Whether Patchen embellished his houses with Federal or Greek Revival details, there is little or no variation in their basic colonial form right down to the central chimney floor plan. Of particular interest is the fact that in addition to more up-to-date detailing, the Patchen houses made another concession to progress. The roof plates are generally studded higher, though other colonial proportions remained the same, giving a subtle verticality to his facades. This change is particularly obvious in the Morgan House, where the height is accentuated by the broad corner pilasters, but all but one of these houses in the district have the greater distance between the second-story windows and the roof. Only the Elam Benedict House, probably the earliest of these structures, has windows closer to the eaves. Together with the surviving transom over the door, it is more truly late colonial in form and massing and may be the work of another builder.
There is a charming rural simplicity in the detailing of these houses, especially the well-crafted doorways. Composed of plain boards with simple moldings, they reveal the builder's understanding of the essential elements of proportion and style. The only real change that took place over time was in the width of the applied material, as seen in a comparison of the basic Federal doorway surround, which was perfected in the Gad Benedict and William Taylor houses, with the doorways of two later Benedict houses. The Morgan House, however, was a departure. Here the applied detail of the molded pilasters, a Greek fret design that may have been taken from a carpenter's pattern book of the period, and its full pediment make this Greek Revival the most stylish in the Hattertown Historic District. Only the house on the opposite side of the green, with its more "modern" orientation and Greek Revival portico, is comparable.

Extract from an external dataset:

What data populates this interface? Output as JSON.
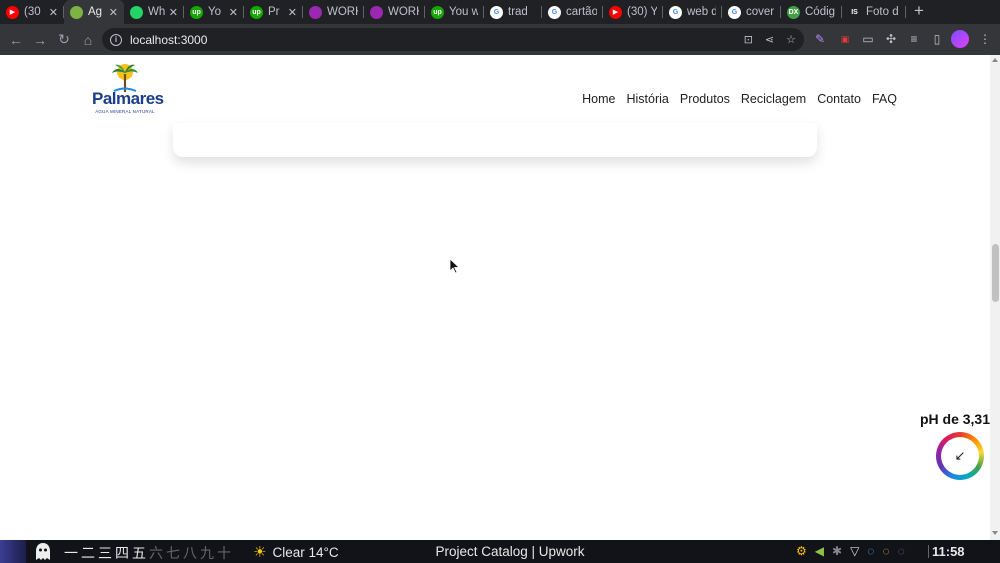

The other houses in the Hattertown Historic District extend its architectural range and add variety to the streetscapes. Typically the Cape is well-represented, a common type favored in rural areas for more than a century. Like many such small houses, they often were extended and enlarged over the years, as demonstrated by the Levi Taylor House. The many well-preserved barns also play an important supporting role, clearly establishing the temporal range of the district. From the Morgan and Benedict barns of the mid-nineteenth century to the later examples built by Benedict and Taylor descendants, they are an exceptionally representative demonstration of the changing functional form of these agricultural resources over time.

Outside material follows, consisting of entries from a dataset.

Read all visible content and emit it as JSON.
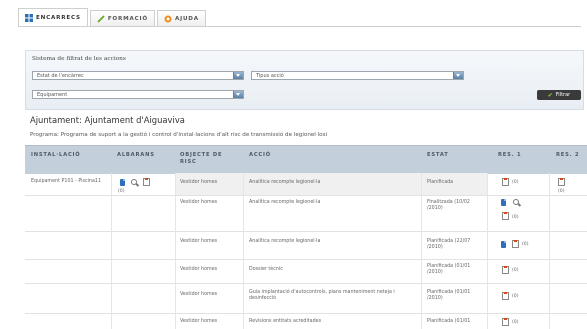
{
  "tabs": [
    {
      "label": "ENCARRECS",
      "icon": "grid-icon",
      "active": true
    },
    {
      "label": "FORMACIÓ",
      "icon": "pencil-icon",
      "active": false
    },
    {
      "label": "AJUDA",
      "icon": "help-icon",
      "active": false
    }
  ],
  "filter": {
    "title": "Sistema de filtrat de les accions",
    "select_state": "Estat de l'encàrrec",
    "select_type": "Tipus acció",
    "select_equipment": "Equipament",
    "button_label": "Filtrar"
  },
  "org": {
    "title": "Ajuntament: Ajuntament d'Aiguaviva",
    "program": "Programa: Programa de suport a la gestió i control d'instal·lacions d'alt risc de transmissió de legionel·losi"
  },
  "table": {
    "headers": {
      "installation": "INSTAL·LACIÓ",
      "albarans": "ALBARANS",
      "objecte": "OBJECTE DE RISC",
      "accio": "ACCIÓ",
      "estat": "ESTAT",
      "res1": "RES. 1",
      "res2": "RES. 2"
    },
    "installation": "Equipament P101 - Piscina11",
    "albarans_count": "(0)",
    "res2_count": "(0)",
    "rows": [
      {
        "objecte": "Vestidor homes",
        "accio": "Analítica recompte legionel·la",
        "estat": "Planificada",
        "res1_count": "(0)"
      },
      {
        "objecte": "Vestidor homes",
        "accio": "Analítica recompte legionel·la",
        "estat": "Finalitzada (10/02 /2010)",
        "res1_count": "(0)"
      },
      {
        "objecte": "Vestidor homes",
        "accio": "Analítica recompte legionel·la",
        "estat": "Planificada (22/07 /2010)",
        "res1_count": "(0)"
      },
      {
        "objecte": "Vestidor homes",
        "accio": "Dossier tècnic",
        "estat": "Planificada (01/01 /2010)",
        "res1_count": "(0)"
      },
      {
        "objecte": "Vestidor homes",
        "accio": "Guia implantació d'autocontrols, plans manteniment neteja i desinfecció",
        "estat": "Planificada (01/01 /2010)",
        "res1_count": "(0)"
      },
      {
        "objecte": "Vestidor homes",
        "accio": "Revisions entitats acreditades",
        "estat": "Planificada (01/01",
        "res1_count": "(0)"
      }
    ]
  },
  "colors": {
    "header_bg": "#c3cfda",
    "button_bg": "#3a3a3a",
    "accent": "#2d6fb8"
  }
}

Commemorative Biographical Record of Fairfield County, Connecticut. Chicago: J. H. Beers & Co., 1899.
Cunningham, Janice P. "Frederick S. Sanford House." National Register nomination, 1988.

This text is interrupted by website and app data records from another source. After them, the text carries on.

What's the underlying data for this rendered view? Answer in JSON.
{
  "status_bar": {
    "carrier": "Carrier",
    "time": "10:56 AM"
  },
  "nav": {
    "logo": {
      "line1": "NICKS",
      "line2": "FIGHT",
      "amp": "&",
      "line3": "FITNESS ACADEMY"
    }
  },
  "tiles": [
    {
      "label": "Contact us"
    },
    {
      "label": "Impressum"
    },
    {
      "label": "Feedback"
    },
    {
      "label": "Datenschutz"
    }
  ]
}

Gilchrist, Alison. "P. Robinson Fur Cutting Company." National Register nomination, 1982.
"Historic District Study Committee Report," Town of Newtown, 1969.
Historic Maps of Newtown, 1854, 1856, 1905 (Newtown Public Library).
Newtown, Connecticut: Directions and Images. Newtown: Eastern Press, Inc., 1989.
Newtown Connecticut: Past and Present. New Haven: Walker-Rackliff Co., 1955.
† Jan Cunningham, Cunningham Associates, Ltd., and John Herzan, Connecticut Historical Commission, Hattertown Historic District, nomination document, 1996, National Park Service, National Register of Historic Places, Washington, D.C.